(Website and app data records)
---

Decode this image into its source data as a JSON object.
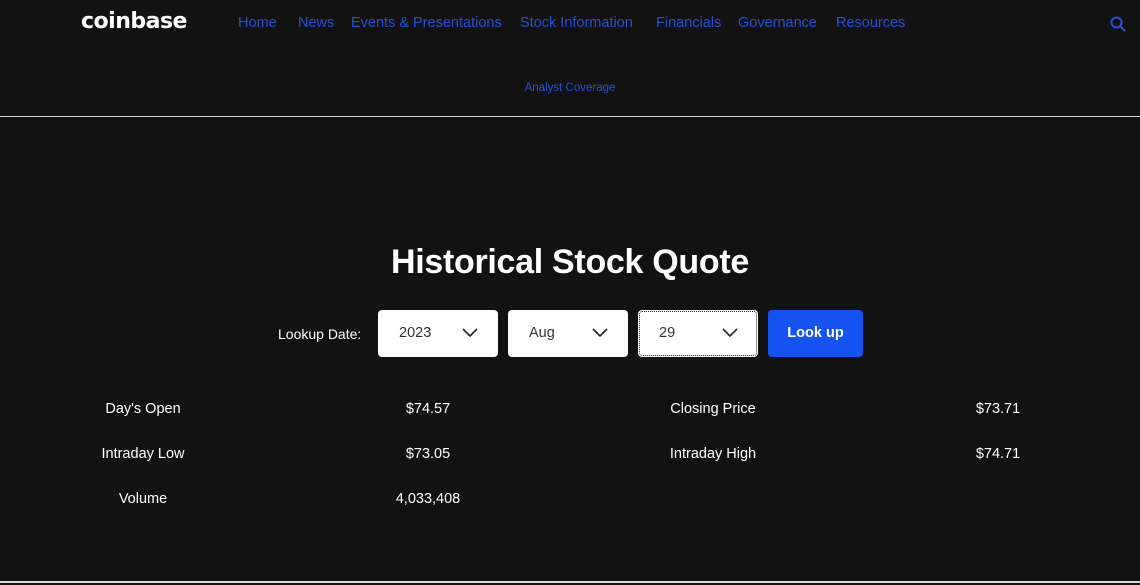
{
  "header": {
    "logo": "coinbase",
    "nav": [
      {
        "label": "Home"
      },
      {
        "label": "News"
      },
      {
        "label": "Events & Presentations"
      },
      {
        "label": "Stock Information"
      },
      {
        "label": "Financials"
      },
      {
        "label": "Governance"
      },
      {
        "label": "Resources"
      }
    ],
    "search_icon": "search-icon"
  },
  "subnav": {
    "items": [
      {
        "label": "Analyst Coverage"
      }
    ]
  },
  "colors": {
    "background": "#121212",
    "link": "#2b4fd6",
    "button": "#1652f0"
  },
  "main": {
    "title": "Historical Stock Quote",
    "lookup": {
      "label": "Lookup Date:",
      "year": "2023",
      "month": "Aug",
      "day": "29",
      "button": "Look up"
    },
    "stats": [
      {
        "label": "Day's Open",
        "value": "$74.57"
      },
      {
        "label": "Closing Price",
        "value": "$73.71"
      },
      {
        "label": "Intraday Low",
        "value": "$73.05"
      },
      {
        "label": "Intraday High",
        "value": "$74.71"
      },
      {
        "label": "Volume",
        "value": "4,033,408"
      }
    ]
  }
}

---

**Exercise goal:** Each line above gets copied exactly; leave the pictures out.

**Result of this exercise:**
Decode this image into its source data as a JSON object.
{
  "header": {
    "logo": "coinbase",
    "nav": [
      {
        "label": "Home"
      },
      {
        "label": "News"
      },
      {
        "label": "Events & Presentations"
      },
      {
        "label": "Stock Information"
      },
      {
        "label": "Financials"
      },
      {
        "label": "Governance"
      },
      {
        "label": "Resources"
      }
    ],
    "search_icon": "search-icon"
  },
  "subnav": {
    "items": [
      {
        "label": "Analyst Coverage"
      }
    ]
  },
  "colors": {
    "background": "#121212",
    "link": "#2b4fd6",
    "button": "#1652f0"
  },
  "main": {
    "title": "Historical Stock Quote",
    "lookup": {
      "label": "Lookup Date:",
      "year": "2023",
      "month": "Aug",
      "day": "29",
      "button": "Look up"
    },
    "stats": [
      {
        "label": "Day's Open",
        "value": "$74.57"
      },
      {
        "label": "Closing Price",
        "value": "$73.71"
      },
      {
        "label": "Intraday Low",
        "value": "$73.05"
      },
      {
        "label": "Intraday High",
        "value": "$74.71"
      },
      {
        "label": "Volume",
        "value": "4,033,408"
      }
    ]
  }
}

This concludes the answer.